A plan to power Manchester City’s football stadium entirely by wind energy has been put on hold – and there are fears it may have to be scrapped altogether.
It’s because experts say there’s a risk of ice forming on the 360 feet high turbine blades and falling on to people or cars underneath.
European health and safety legislation says that there must be an exclusion zone around the turbine because of the potential threat to people and property.
But City bosses say this would mean declaring a huge chunk of match day car parking and the stadium’s existing TV and radio broadcast compound out of bounds.
As a result City may have to find a new place for the wind turbine.
But a source says the club is prepared to scrap the plan for the site unless the issue is resolved by the start of June.
Manchester City Football Club spokesman Pete Bradshaw said the European directive demanding an exclusion zone only came to light in November 2007.
He said that that when the scheme was being planned in 2006, there was no indication that any risk of ice forming on the turbine blades was an issue.
Mr Bradshaw said “There’s no proof anywhere that ice does fall off them – it’s never happened, but there is this legislation that suggests it happens, and therefore we have to take that into the risk assessment.
“We don’t want ice falling off onto people, or vehicles or anything else.
“Clearly, if the temperature fell below minus four on a match day we couldn’t have a major exclusion zone right outside the stadium so that is a major issue for us.
“The bottom line really is that if that is not resolvable then we may well have to come to the conclusion that a wind turbine is not feasible on this site any longer.”
When the green energy scheme was unveiled in August 2005, an area in front of the stadium’s administrative entrance was regarded as the best place for the wind turbine.
The project was given planning permission in September 2006 and it was supposed to be up and running by October 2007.
If the wind turbine plan goes ahead, it will be built, owned and run by national experts Ecotricity.
Ecotricity managing director Dale Vince said: “The project is still going ahead, we have been undertaking extensive studies into the possibilities of icing of the turbine blades and the mitigation measures that are available.
“We’re number crunching on the probabilities, using long term data from the met office.
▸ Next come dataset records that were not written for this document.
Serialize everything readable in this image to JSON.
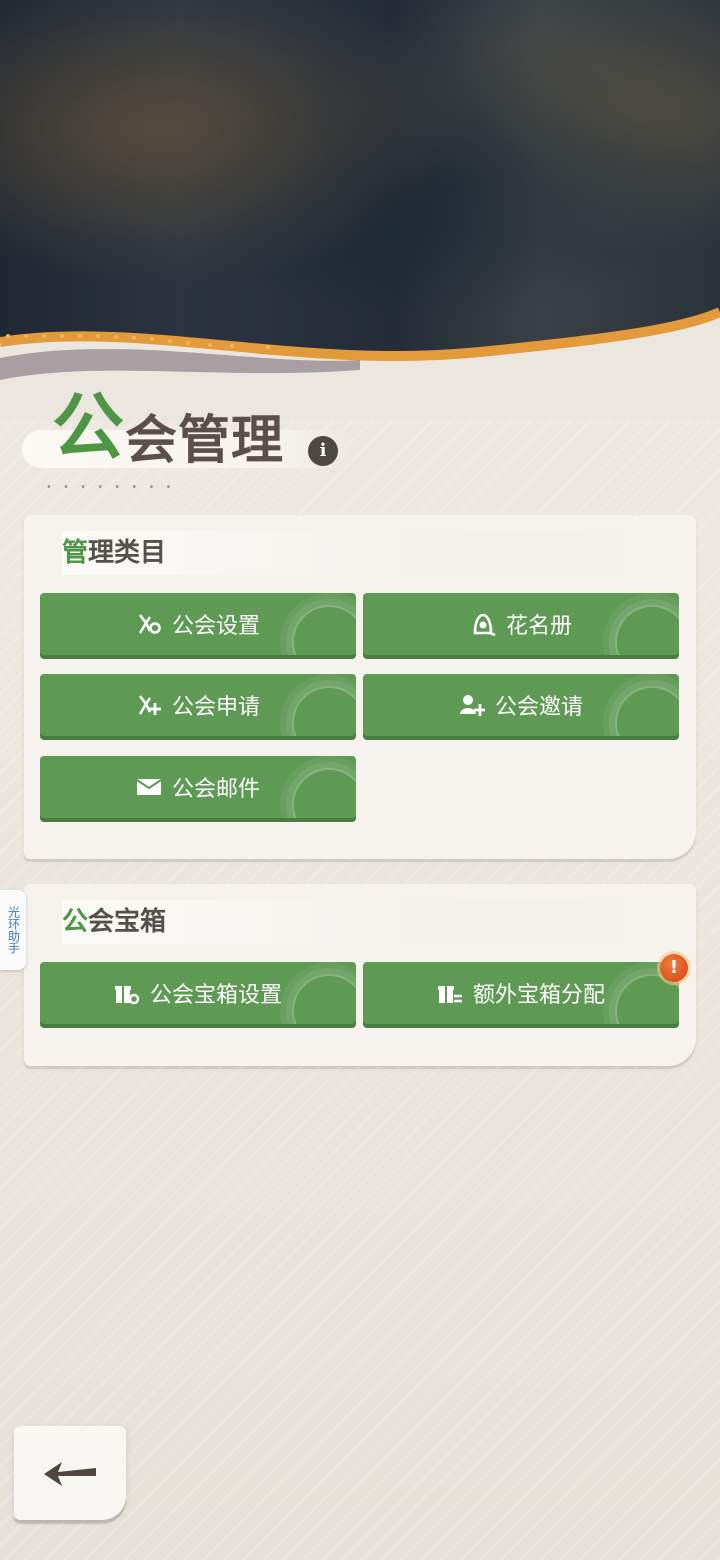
{
  "page": {
    "title_first_char": "公",
    "title_rest": "会管理",
    "info_icon_text": "i",
    "title_dots": "• • • • • • • •"
  },
  "management_panel": {
    "header_first_char": "管",
    "header_rest": "理类目",
    "buttons": [
      {
        "label": "公会设置",
        "icon": "guild-settings-icon"
      },
      {
        "label": "花名册",
        "icon": "roster-icon"
      },
      {
        "label": "公会申请",
        "icon": "guild-application-icon"
      },
      {
        "label": "公会邀请",
        "icon": "guild-invite-icon"
      },
      {
        "label": "公会邮件",
        "icon": "mail-icon"
      }
    ]
  },
  "chest_panel": {
    "header_first_char": "公",
    "header_rest": "会宝箱",
    "buttons": [
      {
        "label": "公会宝箱设置",
        "icon": "chest-settings-icon"
      },
      {
        "label": "额外宝箱分配",
        "icon": "chest-distribute-icon"
      }
    ],
    "alert_badge": "!"
  },
  "side_tab": {
    "label": "光环助手"
  },
  "colors": {
    "accent_green": "#5f9a55",
    "title_green": "#4e9546",
    "alert_orange": "#e0572a"
  }
}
The studies are simply precautionary.”
The wind turbine was designed by celebrated architect, Sir Norman Foster and if built will be one of the tallest in western Europe, with the blade tip reaching 120 metres – as tall as the CIS Insurance tower in Corporation Street.
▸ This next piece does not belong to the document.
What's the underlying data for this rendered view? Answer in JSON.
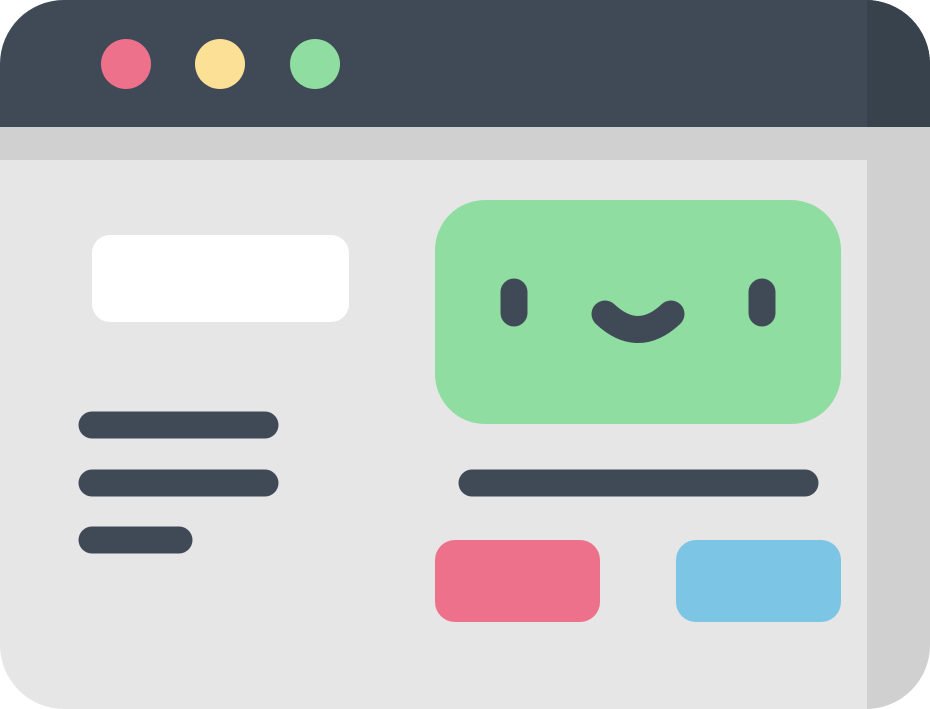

If the wind turbine is eventually built, Ecotricity predict it will supply 22 per cent more power than the football stadium needs, and this surplus would then be sold.
The original scheme includes a viewing platform and a `green energy’ classroom.
At the time, Manchester City Council spokesman Councillor Neil Swannick said it would make the sports facility one of the most environmentally friendly in the world.
17 March 2008
|Wind Watch relies entirely
on User Funding